*** Opening of DATA FOR PROCESSING ***

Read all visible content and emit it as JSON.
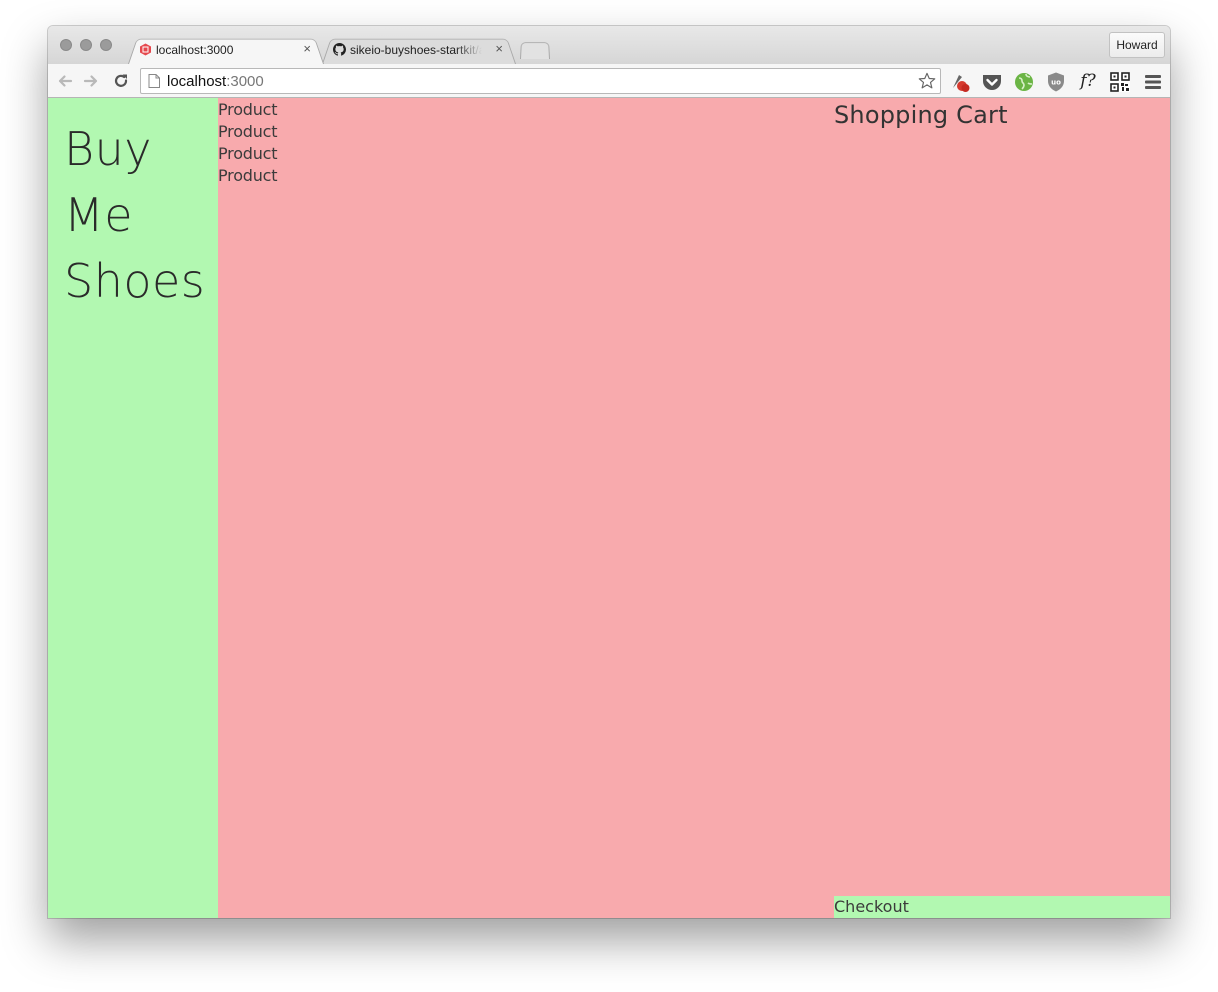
{
  "browser": {
    "tabs": [
      {
        "title": "localhost:3000",
        "close": "×",
        "favicon": "localhost-favicon-icon"
      },
      {
        "title": "sikeio-buyshoes-startkit/app",
        "close": "×",
        "favicon": "github-favicon-icon"
      }
    ],
    "profile": "Howard",
    "url": {
      "host": "localhost",
      "port": ":3000"
    },
    "extensions": [
      "cherry-extension-icon",
      "pocket-extension-icon",
      "globe-extension-icon",
      "ublock-extension-icon",
      "font-finder-extension-icon",
      "qr-code-extension-icon"
    ],
    "font_ext_label": "f?"
  },
  "app": {
    "title_lines": [
      "Buy",
      "Me",
      "Shoes"
    ],
    "products": [
      "Product",
      "Product",
      "Product",
      "Product"
    ],
    "cart_title": "Shopping Cart",
    "checkout_label": "Checkout"
  },
  "colors": {
    "sidebar": "#b2f8b1",
    "main": "#f8aaad",
    "checkout": "#b2f8b1"
  }
}
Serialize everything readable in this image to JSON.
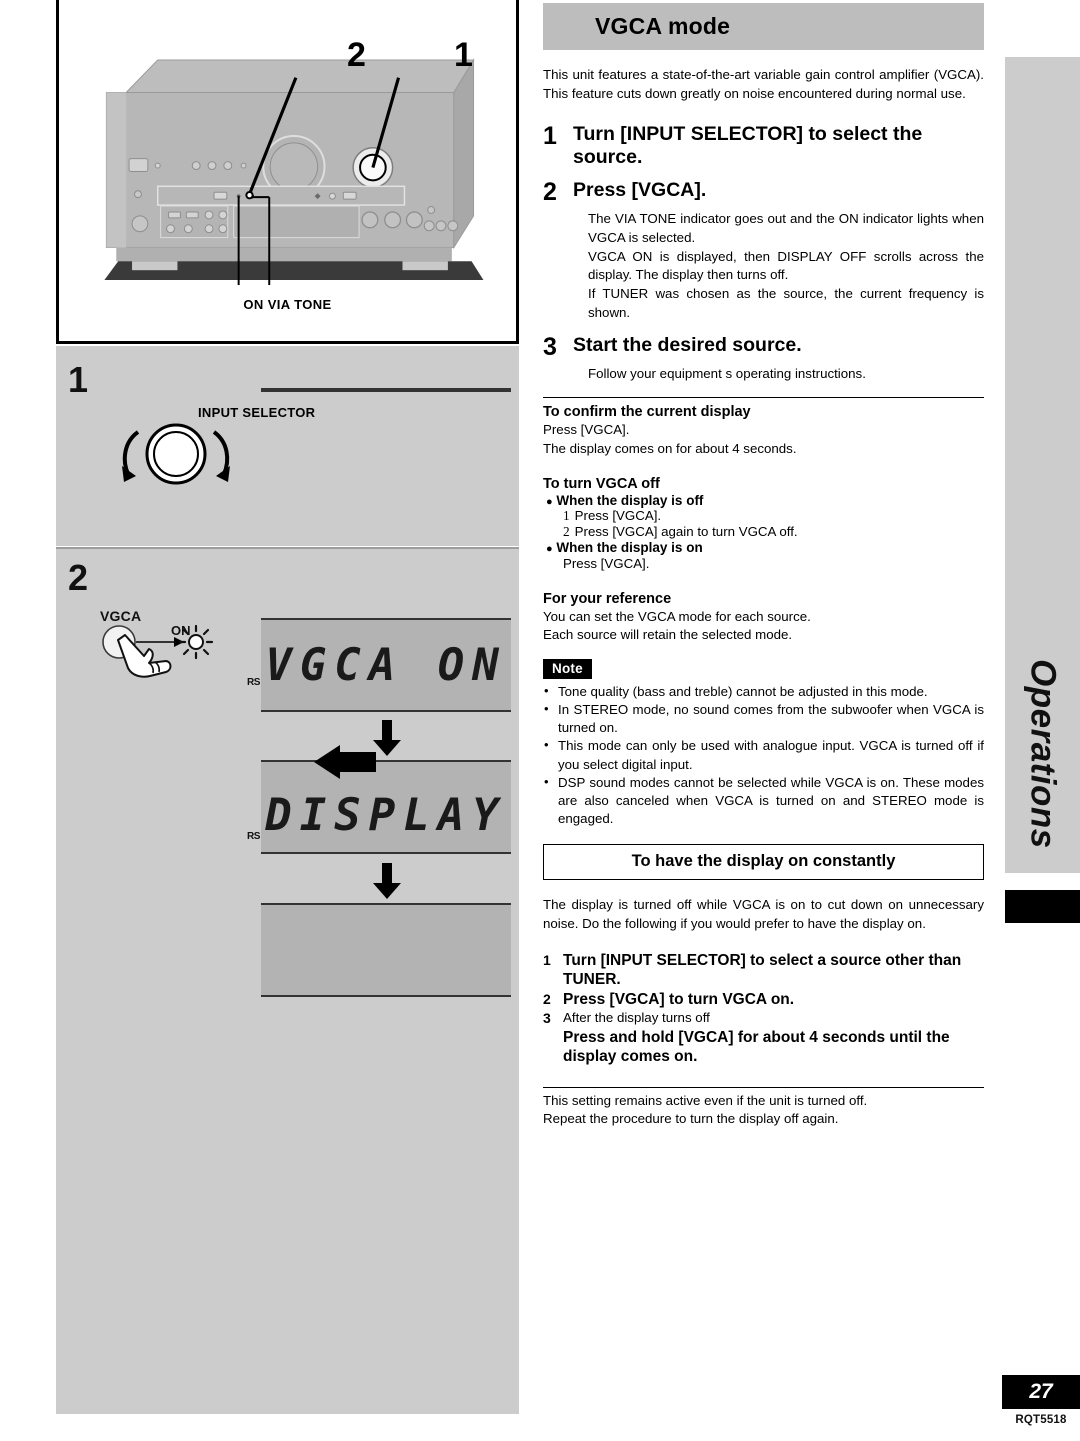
{
  "section": {
    "title": "VGCA mode",
    "intro": "This unit features a state-of-the-art variable gain control amplifier (VGCA). This feature cuts down greatly on noise encountered during normal use."
  },
  "steps": [
    {
      "number": "1",
      "heading": "Turn [INPUT SELECTOR] to select the source.",
      "body": []
    },
    {
      "number": "2",
      "heading": "Press [VGCA].",
      "body": [
        "The  VIA TONE  indicator goes out and the  ON  indicator lights when  VGCA  is selected.",
        " VGCA ON  is displayed, then  DISPLAY OFF  scrolls across the display. The display then turns off.",
        "If TUNER was chosen as the source, the current frequency is shown."
      ]
    },
    {
      "number": "3",
      "heading": "Start the desired source.",
      "body": [
        "Follow your equipment s operating instructions."
      ]
    }
  ],
  "subsections": {
    "confirm": {
      "heading": "To confirm the current display",
      "lines": [
        "Press [VGCA].",
        "The display comes on for about 4 seconds."
      ]
    },
    "turn_off": {
      "heading": "To turn VGCA off",
      "group_off_label": "When the display is off",
      "group_off_items": [
        {
          "index": "1",
          "text": "Press [VGCA]."
        },
        {
          "index": "2",
          "text": "Press [VGCA] again to turn VGCA off."
        }
      ],
      "group_on_label": "When the display is on",
      "group_on_text": "Press [VGCA]."
    },
    "reference": {
      "heading": "For your reference",
      "lines": [
        "You can set the VGCA mode for each source.",
        "Each source will retain the selected mode."
      ]
    }
  },
  "note": {
    "badge": "Note",
    "items": [
      "Tone quality (bass and treble) cannot be adjusted in this mode.",
      "In STEREO mode, no sound comes from the subwoofer when VGCA is turned on.",
      "This mode can only be used with analogue input. VGCA is turned off if you select digital input.",
      "DSP sound modes cannot be selected while VGCA is on. These modes are also canceled when VGCA is turned on and STEREO mode is engaged."
    ]
  },
  "display_constant": {
    "framed_title": "To have the display on constantly",
    "intro": "The display is turned off while VGCA is on to cut down on unnecessary noise. Do the following if you would prefer to have the display on.",
    "steps": [
      {
        "number": "1",
        "text": "Turn [INPUT SELECTOR] to select a source other than TUNER.",
        "bold": true
      },
      {
        "number": "2",
        "text": "Press [VGCA] to turn VGCA on.",
        "bold": true
      },
      {
        "number": "3",
        "text": "After the display turns off",
        "bold": false
      },
      {
        "number": "",
        "text": "Press and hold [VGCA] for about 4 seconds until the display comes on.",
        "bold": true
      }
    ],
    "footer_lines": [
      "This setting remains active even if the unit is turned off.",
      "Repeat the procedure to turn the display off again."
    ]
  },
  "illustration": {
    "callout_2": "2",
    "callout_1": "1",
    "indicator_labels": "ON  VIA TONE"
  },
  "left_steps": {
    "step1_number": "1",
    "step1_control_label": "INPUT SELECTOR",
    "step2_number": "2",
    "step2_button_label": "VGCA",
    "step2_indicator_label": "ON",
    "lcd1_text": "VGCA ON",
    "lcd1_side": "RS",
    "lcd2_text": "DISPLAY",
    "lcd2_side": "RS",
    "lcd3_text": ""
  },
  "sidebar": {
    "tab_label": "Operations"
  },
  "footer": {
    "page_number": "27",
    "doc_code": "RQT5518"
  },
  "colors": {
    "panel_gray": "#cccccc",
    "header_gray": "#bdbdbd",
    "lcd_gray": "#b3b3b3",
    "black": "#000000"
  }
}
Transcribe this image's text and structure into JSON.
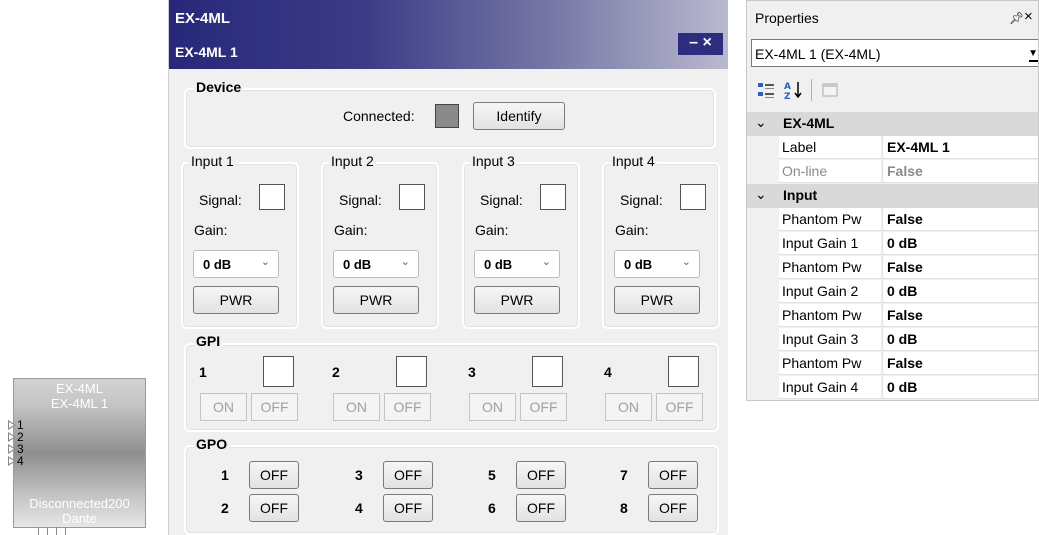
{
  "block": {
    "title": "EX-4ML",
    "label": "EX-4ML 1",
    "pins": [
      "1",
      "2",
      "3",
      "4"
    ],
    "status": "Disconnected200",
    "type": "Dante"
  },
  "device_window": {
    "title": "EX-4ML",
    "subtitle": "EX-4ML 1",
    "controls": "– ×",
    "device_group": {
      "label": "Device",
      "connected_label": "Connected:",
      "identify_label": "Identify"
    },
    "inputs": [
      {
        "label": "Input 1",
        "signal": "Signal:",
        "gain": "Gain:",
        "gain_value": "0 dB",
        "pwr": "PWR"
      },
      {
        "label": "Input 2",
        "signal": "Signal:",
        "gain": "Gain:",
        "gain_value": "0 dB",
        "pwr": "PWR"
      },
      {
        "label": "Input 3",
        "signal": "Signal:",
        "gain": "Gain:",
        "gain_value": "0 dB",
        "pwr": "PWR"
      },
      {
        "label": "Input 4",
        "signal": "Signal:",
        "gain": "Gain:",
        "gain_value": "0 dB",
        "pwr": "PWR"
      }
    ],
    "gpi": {
      "label": "GPI",
      "channels": [
        {
          "num": "1",
          "on": "ON",
          "off": "OFF"
        },
        {
          "num": "2",
          "on": "ON",
          "off": "OFF"
        },
        {
          "num": "3",
          "on": "ON",
          "off": "OFF"
        },
        {
          "num": "4",
          "on": "ON",
          "off": "OFF"
        }
      ]
    },
    "gpo": {
      "label": "GPO",
      "channels": [
        {
          "num": "1",
          "state": "OFF"
        },
        {
          "num": "2",
          "state": "OFF"
        },
        {
          "num": "3",
          "state": "OFF"
        },
        {
          "num": "4",
          "state": "OFF"
        },
        {
          "num": "5",
          "state": "OFF"
        },
        {
          "num": "6",
          "state": "OFF"
        },
        {
          "num": "7",
          "state": "OFF"
        },
        {
          "num": "8",
          "state": "OFF"
        }
      ]
    }
  },
  "properties": {
    "title": "Properties",
    "pin_icon": "pin-icon",
    "close_icon": "close-icon",
    "selected_object": "EX-4ML 1 (EX-4ML)",
    "toolbar": [
      "categorized-icon",
      "alphabetical-sort-icon",
      "property-pages-icon"
    ],
    "categories": [
      {
        "name": "EX-4ML",
        "rows": [
          {
            "name": "Label",
            "value_a": "EX-4ML ",
            "value_b": "1",
            "dim": false
          },
          {
            "name": "On-line",
            "value_a": "False",
            "value_b": "",
            "dim": true
          }
        ]
      },
      {
        "name": "Input",
        "rows": [
          {
            "name": "Phantom Pw",
            "value_a": "False",
            "value_b": "",
            "dim": false
          },
          {
            "name": "Input Gain 1",
            "value_a": "0 dB",
            "value_b": "",
            "dim": false
          },
          {
            "name": "Phantom Pw",
            "value_a": "False",
            "value_b": "",
            "dim": false
          },
          {
            "name": "Input Gain 2",
            "value_a": "0 dB",
            "value_b": "",
            "dim": false
          },
          {
            "name": "Phantom Pw",
            "value_a": "False",
            "value_b": "",
            "dim": false
          },
          {
            "name": "Input Gain 3",
            "value_a": "0 dB",
            "value_b": "",
            "dim": false
          },
          {
            "name": "Phantom Pw",
            "value_a": "False",
            "value_b": "",
            "dim": false
          },
          {
            "name": "Input Gain 4",
            "value_a": "0 dB",
            "value_b": "",
            "dim": false
          }
        ]
      }
    ]
  }
}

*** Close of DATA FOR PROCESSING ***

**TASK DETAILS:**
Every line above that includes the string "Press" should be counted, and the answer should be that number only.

**RESPONSE:**
7